AmeriCares launched the Philippines Disaster Relief Fund to help send medical aid, including antibiotics, wound care supplies and pain relievers to survivors.

Oxfam has deployed emergency responders to the area to assist with disaster relief. Donations can be made to Oxfam’s Typhoon Haiyan Relief and Recovery Fund online.

Save the Children relief kits for children and families are being distributed through the Philippines Annual Monsoon and Typhoon Children in Emergency Fund. Donations can be made online.

Salvation Army says that 100 percent of donations will support disaster relief efforts. The Salvation Army is accepting donations online and or you can text TYPHOON to 80888 to donate $10.

Estimating that up to 1.7 million children will be affected by the super typhoon, UNICEF, the UN Children’s Fund, is providing water purification tablets, medical kits, nutrition supplies and other emergency supplies to children and families in the area. You can donate online or call 1-800-367-5437 to donate by phone.

ShelterBox provides displaced families with survival kits that include temporary shelters and other supplies. Donations can be made online.

Heifer International says its 4,000 project participants in the Philippines suffered a huge loss of property, including houses and livestock. The hunger relief organization is providing food, water and roofing materials for basic shelters. You can donate online.

In the Philippines, Gawad Kalinga is distributing food packs containing a combination of rice, canned goods and water. Each pack costs 200 Philippine pesos, or about $4.60. You can donate on their website and read more about the organization, whose name means “give care” in Filipino.


More resources: Trying to contact loved ones in the Philippines? Here are a few ways to start your search

Read More: In typhoon-ravaged Tacloban, ‘no place to bury the dead’

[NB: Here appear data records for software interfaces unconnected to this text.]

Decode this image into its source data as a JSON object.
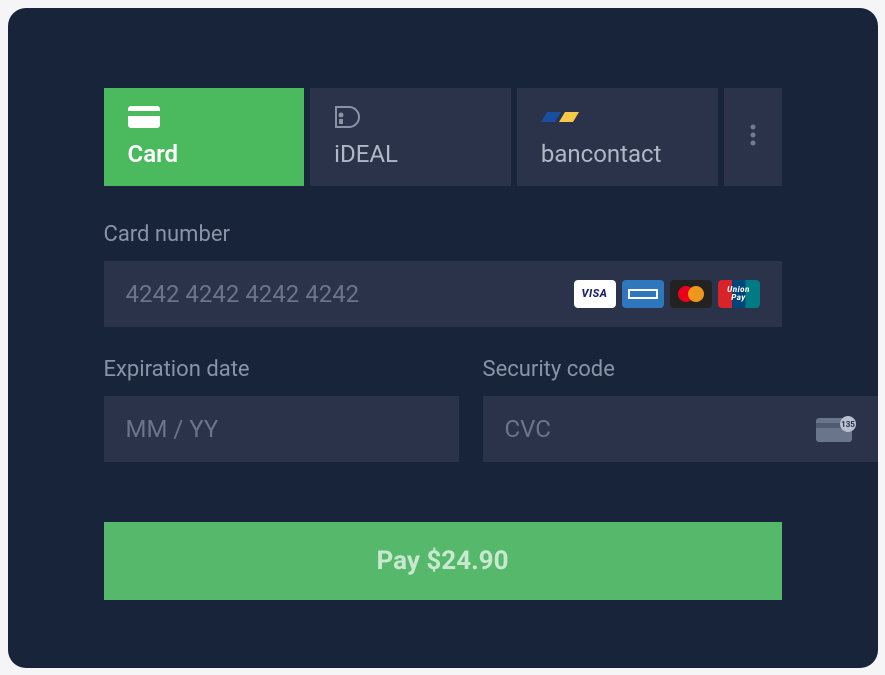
{
  "payment_methods": {
    "tabs": [
      {
        "id": "card",
        "label": "Card",
        "active": true
      },
      {
        "id": "ideal",
        "label": "iDEAL",
        "active": false
      },
      {
        "id": "bancontact",
        "label": "bancontact",
        "active": false
      }
    ],
    "more_icon": "more-vertical-icon"
  },
  "card_form": {
    "number": {
      "label": "Card number",
      "placeholder": "4242 4242 4242 4242",
      "value": ""
    },
    "expiration": {
      "label": "Expiration date",
      "placeholder": "MM / YY",
      "value": ""
    },
    "cvc": {
      "label": "Security code",
      "placeholder": "CVC",
      "value": ""
    },
    "card_brands": [
      "visa",
      "amex",
      "mastercard",
      "unionpay"
    ]
  },
  "pay_button": {
    "label": "Pay $24.90",
    "amount": 24.9,
    "currency": "USD"
  },
  "colors": {
    "panel_bg": "#18243a",
    "input_bg": "#2a3349",
    "accent_green": "#4bb95e",
    "muted_text": "#8a93a6"
  }
}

Information about ways to donate from:
http://www.pbs.org/newshour/rundown/2013/11/how-to-help-the-typhoon-relief-efforts.html

Image by me with quotes taken from:
http://www.theguardian.com/world/2013/nov/13/typhoon-haiyan-survivors-struggle-shattered-world
http://mashable.com/2013/11/13/facebook-haiyan-survivor/
http://www.npr.org/2013/11/13/245057678/typhoon-victims-struggle-to-survive-as-aid-is-slow-to-arrive
http://www.nydailynews.com/news/world/typhoon-haiyan-kills-1-200-philippines-report-article-1.1511577#ixzz2kgmpdw00
http://www.cnn.com/2013/11/12/world/asia/typhoon-haiyan-vignettes/
http://www.cnn.com/2013/11/14/world/asia/typhoon-haiyan/index.html?hpt=wo_c1

Anonymous asked: The raw numbers (12th Nov 2013) make Haiyan's damages look small relative to Katrina and Sandy, but relative to the nation's economy, they are larger. As a percentage of the national economy (GDP), the damages are: Katrina 0.7%, Sandy 0.4%, Haiyan 5%. As a multiple of the GDP per capita (how many people have to labor for a year to compensate): Katrina 2 mil., Sandy 1 M, Haiyan 6 M. -- Dale worley // alum mit edu

That’s a really great analysis. I’ll add it to the post. I was also concerned that people would belittle the damage done in the Philippines because the dollar amount was small but I couldn’t think of an intelligent way of explaining it relatively. Thanks :)